By David Jacobs | The Center Square
Louisiana’s governor said Tuesday he will not approve the emergency plan the secretary of state created for holding this fall’s elections amid COVID-19, which could leave a court to decide how the election will be handled.
Secretary of State Kyle Ardoin, the state’s top election official, on Monday released a plan that includes fewer options for residents to vote by mail than had been used in two elections this summer.
Edwards said the plan does not provide exemptions from the need to vote in person for residents who are at high risk of serious COVID-19 complications, for people who are caring for others who are at high risk, or for people who have been asked to quarantine because they came in close contact with a COVID-19 patient.
“I think it is woefully inadequate to the task,” Edwards said. “That plan will not be carried out for these elections, and any resolution if we are going to have an emergency plan will likely have to come from the courts.”
Edwards said he would have preferred the “more robust” plan used for this summer’s two elections. That plan added exemptions for being subject to a medically necessary quarantine, experiencing COVID-19 symptoms or awaiting a diagnosis, caring for someone who is quarantined, or having a chronic health condition that imparts a higher risk of serious COVID-19 complications. It also temporarily waived the usual requirement that first-time voters must vote in person.
Ardoin needs approval of a majority of legislators in both the state House of Representatives and the Senate along with the governor to move forward with the plan. He told The Center Square that many conservatives in the Republican-dominated legislature made clear to him that they would not support the same plan they approved last time.
Legislative committees are scheduled to review the plan this week. Edwards said he hoped Ardoin would pull the plan and create a new one, but since that hasn’t happened yet even though the governor privately had expressed his opposition, he assumes it won’t happen.
Ardoin said the previous plan was contemplated when Louisiana was under a tighter set of restrictions to control the pandemic than are in place now, and those restrictions could be loosened further by Election Day in November.

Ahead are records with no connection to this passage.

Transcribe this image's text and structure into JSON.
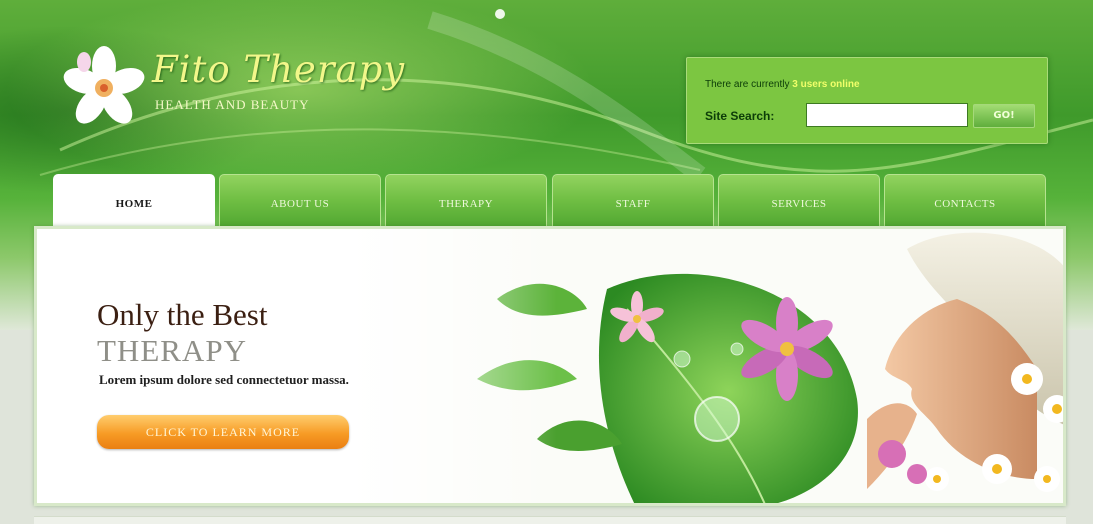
{
  "brand": {
    "title": "Fito Therapy",
    "subtitle": "HEALTH AND BEAUTY"
  },
  "online": {
    "prefix": "There are currently ",
    "count": "3 users online"
  },
  "search": {
    "label": "Site Search:",
    "value": "",
    "button_label": "GO!"
  },
  "nav": {
    "tabs": [
      {
        "label": "HOME",
        "active": true
      },
      {
        "label": "ABOUT US",
        "active": false
      },
      {
        "label": "THERAPY",
        "active": false
      },
      {
        "label": "STAFF",
        "active": false
      },
      {
        "label": "SERVICES",
        "active": false
      },
      {
        "label": "CONTACTS",
        "active": false
      }
    ]
  },
  "banner": {
    "headline": "Only the Best",
    "subhead": "THERAPY",
    "tagline": "Lorem ipsum dolore sed connectetuor massa.",
    "cta_label": "CLICK TO LEARN MORE"
  },
  "colors": {
    "header_green": "#4fa733",
    "tab_green": "#6fbe43",
    "search_box": "#7cc641",
    "cta_orange": "#f79b25",
    "headline_brown": "#3b1f12"
  }
}
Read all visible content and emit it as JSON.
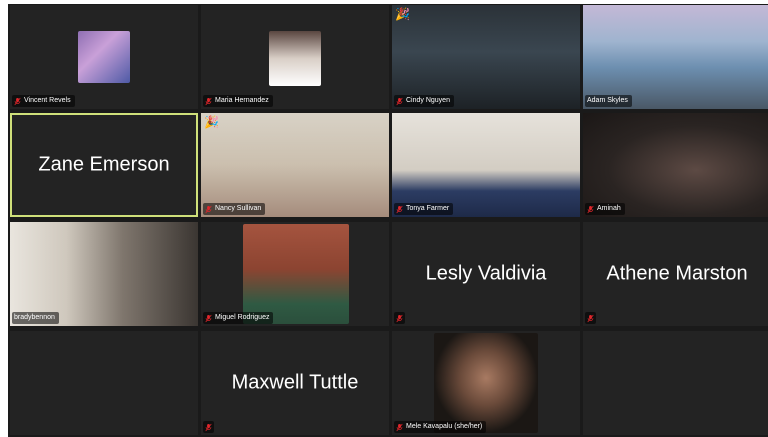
{
  "participants": [
    {
      "id": "p1",
      "name": "Vincent Revels",
      "display": "",
      "muted": true
    },
    {
      "id": "p2",
      "name": "Maria Hernandez",
      "display": "",
      "muted": true
    },
    {
      "id": "p3",
      "name": "Cindy Nguyen",
      "display": "",
      "muted": true,
      "reaction": "🎉"
    },
    {
      "id": "p4",
      "name": "Adam Skyles",
      "display": "",
      "muted": false
    },
    {
      "id": "p5",
      "name": "",
      "display": "Zane Emerson",
      "muted": false,
      "active": true
    },
    {
      "id": "p6",
      "name": "Nancy Sullivan",
      "display": "",
      "muted": true,
      "reaction": "🎉"
    },
    {
      "id": "p7",
      "name": "Tonya Farmer",
      "display": "",
      "muted": true
    },
    {
      "id": "p8",
      "name": "Aminah",
      "display": "",
      "muted": true
    },
    {
      "id": "p9",
      "name": "bradybennon",
      "display": "",
      "muted": false
    },
    {
      "id": "p10",
      "name": "Miguel Rodriguez",
      "display": "",
      "muted": true
    },
    {
      "id": "p11",
      "name": "",
      "display": "Lesly Valdivia",
      "muted": true
    },
    {
      "id": "p12",
      "name": "",
      "display": "Athene Marston",
      "muted": true
    },
    {
      "id": "p13",
      "name": "",
      "display": "",
      "muted": false
    },
    {
      "id": "p14",
      "name": "",
      "display": "Maxwell Tuttle",
      "muted": true
    },
    {
      "id": "p15",
      "name": "Mele Kavapalu (she/her)",
      "display": "",
      "muted": true
    },
    {
      "id": "p16",
      "name": "",
      "display": "",
      "muted": false
    }
  ],
  "colors": {
    "tile_bg": "#232323",
    "active_border": "#cfe07a",
    "mute_icon": "#e0262b"
  }
}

He said the U.S. Postal Service struggled with the volume of mail-in ballots used during this summer’s elections and said Louisiana should not rely too much on the mail for higher-turnout elections this fall.

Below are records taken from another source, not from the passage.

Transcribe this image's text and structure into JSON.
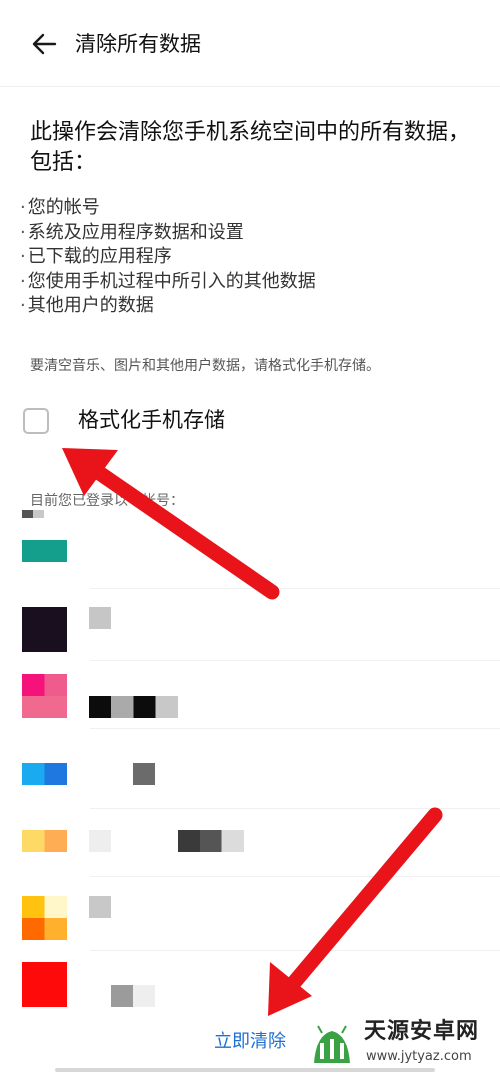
{
  "header": {
    "title": "清除所有数据",
    "back_icon": "arrow-left-icon"
  },
  "content": {
    "heading": "此操作会清除您手机系统空间中的所有数据，包括：",
    "bullets": [
      "您的帐号",
      "系统及应用程序数据和设置",
      "已下载的应用程序",
      "您使用手机过程中所引入的其他数据",
      "其他用户的数据"
    ],
    "hint": "要清空音乐、图片和其他用户数据，请格式化手机存储。",
    "format_option": {
      "label": "格式化手机存储",
      "checked": false
    },
    "accounts_label": "目前您已登录以下帐号："
  },
  "actions": {
    "clear_now": "立即清除"
  },
  "watermark": {
    "title": "天源安卓网",
    "url": "www.jytyaz.com"
  },
  "colors": {
    "accent": "#1e6fd1",
    "annotation_arrow": "#e8141a"
  }
}
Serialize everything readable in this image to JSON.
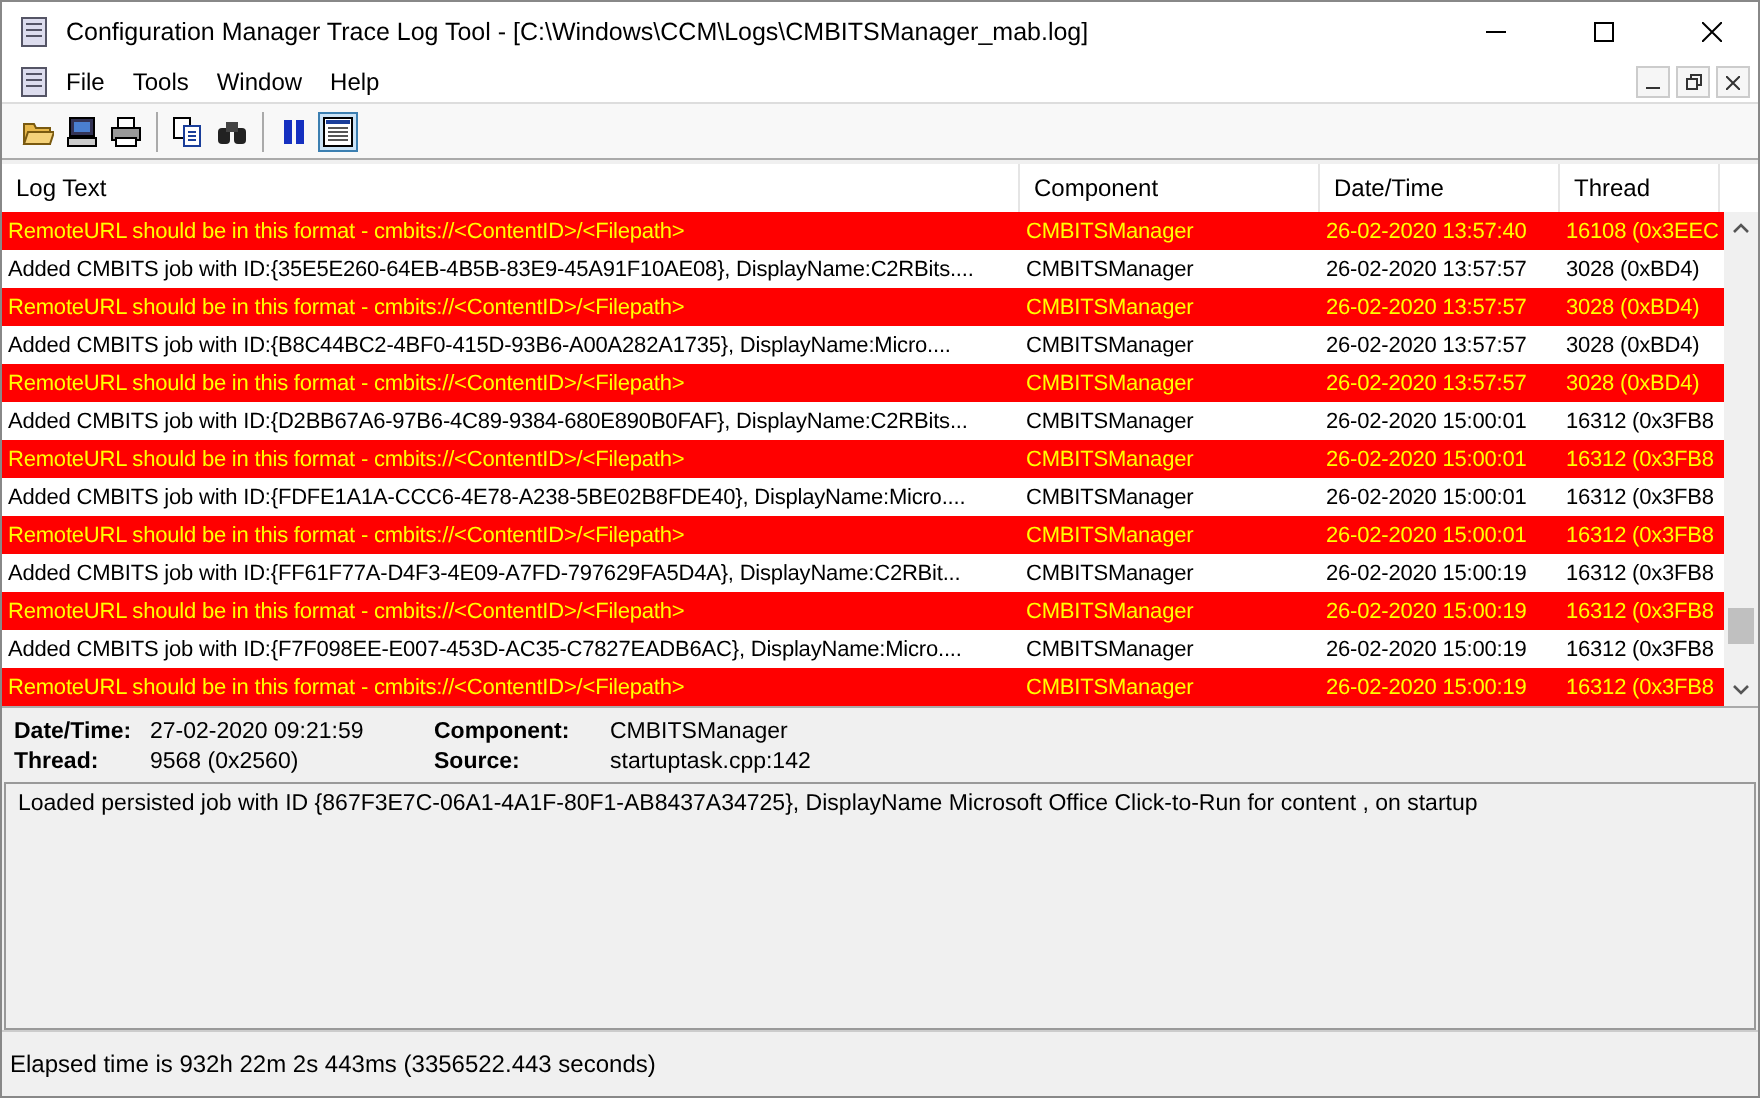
{
  "window": {
    "title": "Configuration Manager Trace Log Tool - [C:\\Windows\\CCM\\Logs\\CMBITSManager_mab.log]"
  },
  "menu": [
    "File",
    "Tools",
    "Window",
    "Help"
  ],
  "toolbar": [
    [
      {
        "pressed": false
      },
      {
        "pressed": false
      },
      {
        "pressed": false
      }
    ],
    [
      {
        "pressed": false
      },
      {
        "pressed": false
      }
    ],
    [
      {
        "pressed": false
      },
      {
        "pressed": true
      }
    ]
  ],
  "table": {
    "columns": [
      "Log Text",
      "Component",
      "Date/Time",
      "Thread"
    ],
    "rows": [
      {
        "kind": "error",
        "cells": [
          "RemoteURL should be in this format - cmbits://<ContentID>/<Filepath>",
          "CMBITSManager",
          "26-02-2020 13:57:40",
          "16108 (0x3EEC"
        ]
      },
      {
        "kind": "info",
        "cells": [
          "Added CMBITS job with ID:{35E5E260-64EB-4B5B-83E9-45A91F10AE08}, DisplayName:C2RBits....",
          "CMBITSManager",
          "26-02-2020 13:57:57",
          "3028 (0xBD4)"
        ]
      },
      {
        "kind": "error",
        "cells": [
          "RemoteURL should be in this format - cmbits://<ContentID>/<Filepath>",
          "CMBITSManager",
          "26-02-2020 13:57:57",
          "3028 (0xBD4)"
        ]
      },
      {
        "kind": "info",
        "cells": [
          "Added CMBITS job with ID:{B8C44BC2-4BF0-415D-93B6-A00A282A1735}, DisplayName:Micro....",
          "CMBITSManager",
          "26-02-2020 13:57:57",
          "3028 (0xBD4)"
        ]
      },
      {
        "kind": "error",
        "cells": [
          "RemoteURL should be in this format - cmbits://<ContentID>/<Filepath>",
          "CMBITSManager",
          "26-02-2020 13:57:57",
          "3028 (0xBD4)"
        ]
      },
      {
        "kind": "info",
        "cells": [
          "Added CMBITS job with ID:{D2BB67A6-97B6-4C89-9384-680E890B0FAF}, DisplayName:C2RBits...",
          "CMBITSManager",
          "26-02-2020 15:00:01",
          "16312 (0x3FB8"
        ]
      },
      {
        "kind": "error",
        "cells": [
          "RemoteURL should be in this format - cmbits://<ContentID>/<Filepath>",
          "CMBITSManager",
          "26-02-2020 15:00:01",
          "16312 (0x3FB8"
        ]
      },
      {
        "kind": "info",
        "cells": [
          "Added CMBITS job with ID:{FDFE1A1A-CCC6-4E78-A238-5BE02B8FDE40}, DisplayName:Micro....",
          "CMBITSManager",
          "26-02-2020 15:00:01",
          "16312 (0x3FB8"
        ]
      },
      {
        "kind": "error",
        "cells": [
          "RemoteURL should be in this format - cmbits://<ContentID>/<Filepath>",
          "CMBITSManager",
          "26-02-2020 15:00:01",
          "16312 (0x3FB8"
        ]
      },
      {
        "kind": "info",
        "cells": [
          "Added CMBITS job with ID:{FF61F77A-D4F3-4E09-A7FD-797629FA5D4A}, DisplayName:C2RBit...",
          "CMBITSManager",
          "26-02-2020 15:00:19",
          "16312 (0x3FB8"
        ]
      },
      {
        "kind": "error",
        "cells": [
          "RemoteURL should be in this format - cmbits://<ContentID>/<Filepath>",
          "CMBITSManager",
          "26-02-2020 15:00:19",
          "16312 (0x3FB8"
        ]
      },
      {
        "kind": "info",
        "cells": [
          "Added CMBITS job with ID:{F7F098EE-E007-453D-AC35-C7827EADB6AC}, DisplayName:Micro....",
          "CMBITSManager",
          "26-02-2020 15:00:19",
          "16312 (0x3FB8"
        ]
      },
      {
        "kind": "error",
        "cells": [
          "RemoteURL should be in this format - cmbits://<ContentID>/<Filepath>",
          "CMBITSManager",
          "26-02-2020 15:00:19",
          "16312 (0x3FB8"
        ]
      }
    ]
  },
  "details": [
    {
      "label": "Date/Time:",
      "value": "27-02-2020 09:21:59"
    },
    {
      "label": "Component:",
      "value": "CMBITSManager"
    },
    {
      "label": "Thread:",
      "value": "9568 (0x2560)"
    },
    {
      "label": "Source:",
      "value": "startuptask.cpp:142"
    }
  ],
  "message": "Loaded persisted job with ID {867F3E7C-06A1-4A1F-80F1-AB8437A34725}, DisplayName Microsoft Office Click-to-Run  for content , on startup",
  "status_bar": "Elapsed time is 932h 22m 2s 443ms (3356522.443 seconds)"
}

Ardoin also said that he was more confident about the safety of in-person voting than he had been when crafting the plan used this summer. A federal report on Milwaukee’s April 7 election indicates physical distancing, personal prevention practices such as wearing masks, environmental cleaning and disinfection lowered COVID-19 transmission risk, according to the introduction to Ardoin’s plan.
Generally, absentee ballots in Louisiana are limited to people 65 or older, members of the military, overseas voters, people who are hospitalized and people who won’t be in their parish on Election Day. Ardoin’s plan for the fall elections would allow voters who test positive for COVID-19 during and after early voting but before Election Day to use the hospitalization exemption but adds no other emergency absentee ballot provisions.
During the election held July 11, 19 percent of Louisiana voters who participated voted absentee by mail. Most did not use any of the temporary reasons called for in the last emergency plan; instead, the vast majority were people age 65 and older who always are allowed to vote absentee, Ardoin said.
The plan would increase Louisiana’s early voting period for the Nov. 3 election from seven days to 10 days, up from the standard seven days but down from the 13 days allowed for the summer elections.
Registrars of voters would be allowed to offer curbside drop off of absentee ballots after early voting ends, which could alleviate some of the stress on the Postal Service. Voters dropping off ballots would be expected to show identification. Those leaving someone else’s ballot would be required to fill out an “Absentee-By-Mail Ballot Hand Delivery Certification Statement.”
In-person voters will be encouraged to wear masks but will not be turned away if they do not. Disposable masks will be provided, according to the plan.